──────── Input for this task
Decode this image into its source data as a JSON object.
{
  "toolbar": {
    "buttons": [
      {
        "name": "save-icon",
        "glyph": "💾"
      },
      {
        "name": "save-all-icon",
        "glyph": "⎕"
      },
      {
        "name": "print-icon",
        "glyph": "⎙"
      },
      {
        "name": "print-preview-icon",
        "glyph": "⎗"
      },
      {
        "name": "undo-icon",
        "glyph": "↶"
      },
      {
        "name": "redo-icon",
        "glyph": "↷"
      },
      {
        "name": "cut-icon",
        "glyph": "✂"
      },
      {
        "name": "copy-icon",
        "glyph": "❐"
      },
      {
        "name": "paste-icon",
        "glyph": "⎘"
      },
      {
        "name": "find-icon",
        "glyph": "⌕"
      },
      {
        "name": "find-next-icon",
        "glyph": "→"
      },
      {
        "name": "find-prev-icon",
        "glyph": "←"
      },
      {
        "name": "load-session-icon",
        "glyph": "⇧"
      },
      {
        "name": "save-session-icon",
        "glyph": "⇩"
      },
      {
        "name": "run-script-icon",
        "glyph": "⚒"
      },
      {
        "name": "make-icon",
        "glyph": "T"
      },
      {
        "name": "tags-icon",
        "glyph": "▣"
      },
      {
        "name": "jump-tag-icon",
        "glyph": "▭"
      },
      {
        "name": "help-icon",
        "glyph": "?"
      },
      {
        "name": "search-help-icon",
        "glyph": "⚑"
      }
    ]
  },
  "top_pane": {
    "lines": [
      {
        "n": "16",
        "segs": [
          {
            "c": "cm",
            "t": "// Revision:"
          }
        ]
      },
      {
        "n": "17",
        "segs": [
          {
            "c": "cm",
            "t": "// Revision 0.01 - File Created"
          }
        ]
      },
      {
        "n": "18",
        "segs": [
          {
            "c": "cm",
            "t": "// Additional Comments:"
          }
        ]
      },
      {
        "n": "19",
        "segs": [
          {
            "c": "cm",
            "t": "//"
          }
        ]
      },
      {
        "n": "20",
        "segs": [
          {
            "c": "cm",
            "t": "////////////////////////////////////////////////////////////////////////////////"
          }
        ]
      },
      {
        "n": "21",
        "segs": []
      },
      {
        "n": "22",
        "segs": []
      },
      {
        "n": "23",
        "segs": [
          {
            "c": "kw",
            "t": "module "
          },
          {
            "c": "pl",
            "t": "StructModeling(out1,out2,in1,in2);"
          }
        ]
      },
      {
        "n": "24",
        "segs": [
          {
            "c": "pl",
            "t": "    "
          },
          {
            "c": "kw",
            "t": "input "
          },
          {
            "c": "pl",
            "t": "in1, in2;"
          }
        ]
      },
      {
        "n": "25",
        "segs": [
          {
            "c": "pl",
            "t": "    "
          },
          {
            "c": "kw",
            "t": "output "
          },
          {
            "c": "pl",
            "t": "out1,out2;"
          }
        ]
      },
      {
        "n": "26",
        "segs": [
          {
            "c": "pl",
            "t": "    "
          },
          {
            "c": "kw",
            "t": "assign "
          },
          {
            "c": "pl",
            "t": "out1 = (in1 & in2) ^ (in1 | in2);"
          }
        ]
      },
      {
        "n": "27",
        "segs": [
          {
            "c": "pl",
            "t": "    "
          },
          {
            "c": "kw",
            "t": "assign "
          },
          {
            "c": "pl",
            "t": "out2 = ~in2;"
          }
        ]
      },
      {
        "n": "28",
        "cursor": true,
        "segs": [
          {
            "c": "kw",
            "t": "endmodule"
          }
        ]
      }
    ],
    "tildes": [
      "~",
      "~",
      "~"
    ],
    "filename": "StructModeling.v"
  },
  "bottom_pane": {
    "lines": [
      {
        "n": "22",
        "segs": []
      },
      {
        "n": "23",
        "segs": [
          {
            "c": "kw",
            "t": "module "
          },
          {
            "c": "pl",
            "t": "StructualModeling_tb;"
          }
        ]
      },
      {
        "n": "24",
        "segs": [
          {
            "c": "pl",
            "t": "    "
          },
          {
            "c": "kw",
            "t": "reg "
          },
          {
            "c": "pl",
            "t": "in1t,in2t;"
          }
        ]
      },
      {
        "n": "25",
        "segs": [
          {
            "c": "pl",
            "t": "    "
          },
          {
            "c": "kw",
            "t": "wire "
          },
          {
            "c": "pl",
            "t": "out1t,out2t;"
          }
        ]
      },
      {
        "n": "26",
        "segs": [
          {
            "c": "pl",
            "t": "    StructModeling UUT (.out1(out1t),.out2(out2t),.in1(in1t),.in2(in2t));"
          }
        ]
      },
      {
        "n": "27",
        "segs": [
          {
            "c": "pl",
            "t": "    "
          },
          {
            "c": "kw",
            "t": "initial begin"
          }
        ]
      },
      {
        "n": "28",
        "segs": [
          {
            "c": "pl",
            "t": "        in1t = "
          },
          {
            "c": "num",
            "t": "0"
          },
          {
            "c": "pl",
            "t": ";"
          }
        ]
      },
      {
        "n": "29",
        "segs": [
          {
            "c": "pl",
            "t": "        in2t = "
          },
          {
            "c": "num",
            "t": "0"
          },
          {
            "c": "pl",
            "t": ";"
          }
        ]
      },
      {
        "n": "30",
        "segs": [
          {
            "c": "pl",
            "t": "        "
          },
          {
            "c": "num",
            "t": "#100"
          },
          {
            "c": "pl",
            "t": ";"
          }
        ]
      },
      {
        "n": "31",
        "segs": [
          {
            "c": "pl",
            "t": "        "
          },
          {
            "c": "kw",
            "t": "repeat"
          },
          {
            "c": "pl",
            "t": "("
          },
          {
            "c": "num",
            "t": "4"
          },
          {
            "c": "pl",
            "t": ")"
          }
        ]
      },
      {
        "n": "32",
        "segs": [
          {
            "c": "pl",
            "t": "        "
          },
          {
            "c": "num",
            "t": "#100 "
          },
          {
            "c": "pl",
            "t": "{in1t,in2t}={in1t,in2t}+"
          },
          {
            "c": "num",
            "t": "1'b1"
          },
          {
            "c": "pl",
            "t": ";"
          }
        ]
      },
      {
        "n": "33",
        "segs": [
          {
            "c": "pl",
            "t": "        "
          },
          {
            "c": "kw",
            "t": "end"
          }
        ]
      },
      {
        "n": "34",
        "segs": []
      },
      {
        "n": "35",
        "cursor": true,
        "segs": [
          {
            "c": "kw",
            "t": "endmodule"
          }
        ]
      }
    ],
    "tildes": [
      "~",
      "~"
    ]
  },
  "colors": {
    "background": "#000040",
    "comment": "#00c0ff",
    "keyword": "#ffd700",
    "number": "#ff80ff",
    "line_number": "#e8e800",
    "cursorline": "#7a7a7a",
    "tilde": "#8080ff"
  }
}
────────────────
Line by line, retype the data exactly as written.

▶ Response for this exercise:
Decode this image into its source data as a JSON object.
{
  "toolbar": {
    "buttons": [
      {
        "name": "save-icon",
        "glyph": "💾"
      },
      {
        "name": "save-all-icon",
        "glyph": "⎕"
      },
      {
        "name": "print-icon",
        "glyph": "⎙"
      },
      {
        "name": "print-preview-icon",
        "glyph": "⎗"
      },
      {
        "name": "undo-icon",
        "glyph": "↶"
      },
      {
        "name": "redo-icon",
        "glyph": "↷"
      },
      {
        "name": "cut-icon",
        "glyph": "✂"
      },
      {
        "name": "copy-icon",
        "glyph": "❐"
      },
      {
        "name": "paste-icon",
        "glyph": "⎘"
      },
      {
        "name": "find-icon",
        "glyph": "⌕"
      },
      {
        "name": "find-next-icon",
        "glyph": "→"
      },
      {
        "name": "find-prev-icon",
        "glyph": "←"
      },
      {
        "name": "load-session-icon",
        "glyph": "⇧"
      },
      {
        "name": "save-session-icon",
        "glyph": "⇩"
      },
      {
        "name": "run-script-icon",
        "glyph": "⚒"
      },
      {
        "name": "make-icon",
        "glyph": "T"
      },
      {
        "name": "tags-icon",
        "glyph": "▣"
      },
      {
        "name": "jump-tag-icon",
        "glyph": "▭"
      },
      {
        "name": "help-icon",
        "glyph": "?"
      },
      {
        "name": "search-help-icon",
        "glyph": "⚑"
      }
    ]
  },
  "top_pane": {
    "lines": [
      {
        "n": "16",
        "segs": [
          {
            "c": "cm",
            "t": "// Revision:"
          }
        ]
      },
      {
        "n": "17",
        "segs": [
          {
            "c": "cm",
            "t": "// Revision 0.01 - File Created"
          }
        ]
      },
      {
        "n": "18",
        "segs": [
          {
            "c": "cm",
            "t": "// Additional Comments:"
          }
        ]
      },
      {
        "n": "19",
        "segs": [
          {
            "c": "cm",
            "t": "//"
          }
        ]
      },
      {
        "n": "20",
        "segs": [
          {
            "c": "cm",
            "t": "////////////////////////////////////////////////////////////////////////////////"
          }
        ]
      },
      {
        "n": "21",
        "segs": []
      },
      {
        "n": "22",
        "segs": []
      },
      {
        "n": "23",
        "segs": [
          {
            "c": "kw",
            "t": "module "
          },
          {
            "c": "pl",
            "t": "StructModeling(out1,out2,in1,in2);"
          }
        ]
      },
      {
        "n": "24",
        "segs": [
          {
            "c": "pl",
            "t": "    "
          },
          {
            "c": "kw",
            "t": "input "
          },
          {
            "c": "pl",
            "t": "in1, in2;"
          }
        ]
      },
      {
        "n": "25",
        "segs": [
          {
            "c": "pl",
            "t": "    "
          },
          {
            "c": "kw",
            "t": "output "
          },
          {
            "c": "pl",
            "t": "out1,out2;"
          }
        ]
      },
      {
        "n": "26",
        "segs": [
          {
            "c": "pl",
            "t": "    "
          },
          {
            "c": "kw",
            "t": "assign "
          },
          {
            "c": "pl",
            "t": "out1 = (in1 & in2) ^ (in1 | in2);"
          }
        ]
      },
      {
        "n": "27",
        "segs": [
          {
            "c": "pl",
            "t": "    "
          },
          {
            "c": "kw",
            "t": "assign "
          },
          {
            "c": "pl",
            "t": "out2 = ~in2;"
          }
        ]
      },
      {
        "n": "28",
        "cursor": true,
        "segs": [
          {
            "c": "kw",
            "t": "endmodule"
          }
        ]
      }
    ],
    "tildes": [
      "~",
      "~",
      "~"
    ],
    "filename": "StructModeling.v"
  },
  "bottom_pane": {
    "lines": [
      {
        "n": "22",
        "segs": []
      },
      {
        "n": "23",
        "segs": [
          {
            "c": "kw",
            "t": "module "
          },
          {
            "c": "pl",
            "t": "StructualModeling_tb;"
          }
        ]
      },
      {
        "n": "24",
        "segs": [
          {
            "c": "pl",
            "t": "    "
          },
          {
            "c": "kw",
            "t": "reg "
          },
          {
            "c": "pl",
            "t": "in1t,in2t;"
          }
        ]
      },
      {
        "n": "25",
        "segs": [
          {
            "c": "pl",
            "t": "    "
          },
          {
            "c": "kw",
            "t": "wire "
          },
          {
            "c": "pl",
            "t": "out1t,out2t;"
          }
        ]
      },
      {
        "n": "26",
        "segs": [
          {
            "c": "pl",
            "t": "    StructModeling UUT (.out1(out1t),.out2(out2t),.in1(in1t),.in2(in2t));"
          }
        ]
      },
      {
        "n": "27",
        "segs": [
          {
            "c": "pl",
            "t": "    "
          },
          {
            "c": "kw",
            "t": "initial begin"
          }
        ]
      },
      {
        "n": "28",
        "segs": [
          {
            "c": "pl",
            "t": "        in1t = "
          },
          {
            "c": "num",
            "t": "0"
          },
          {
            "c": "pl",
            "t": ";"
          }
        ]
      },
      {
        "n": "29",
        "segs": [
          {
            "c": "pl",
            "t": "        in2t = "
          },
          {
            "c": "num",
            "t": "0"
          },
          {
            "c": "pl",
            "t": ";"
          }
        ]
      },
      {
        "n": "30",
        "segs": [
          {
            "c": "pl",
            "t": "        "
          },
          {
            "c": "num",
            "t": "#100"
          },
          {
            "c": "pl",
            "t": ";"
          }
        ]
      },
      {
        "n": "31",
        "segs": [
          {
            "c": "pl",
            "t": "        "
          },
          {
            "c": "kw",
            "t": "repeat"
          },
          {
            "c": "pl",
            "t": "("
          },
          {
            "c": "num",
            "t": "4"
          },
          {
            "c": "pl",
            "t": ")"
          }
        ]
      },
      {
        "n": "32",
        "segs": [
          {
            "c": "pl",
            "t": "        "
          },
          {
            "c": "num",
            "t": "#100 "
          },
          {
            "c": "pl",
            "t": "{in1t,in2t}={in1t,in2t}+"
          },
          {
            "c": "num",
            "t": "1'b1"
          },
          {
            "c": "pl",
            "t": ";"
          }
        ]
      },
      {
        "n": "33",
        "segs": [
          {
            "c": "pl",
            "t": "        "
          },
          {
            "c": "kw",
            "t": "end"
          }
        ]
      },
      {
        "n": "34",
        "segs": []
      },
      {
        "n": "35",
        "cursor": true,
        "segs": [
          {
            "c": "kw",
            "t": "endmodule"
          }
        ]
      }
    ],
    "tildes": [
      "~",
      "~"
    ]
  },
  "colors": {
    "background": "#000040",
    "comment": "#00c0ff",
    "keyword": "#ffd700",
    "number": "#ff80ff",
    "line_number": "#e8e800",
    "cursorline": "#7a7a7a",
    "tilde": "#8080ff"
  }
}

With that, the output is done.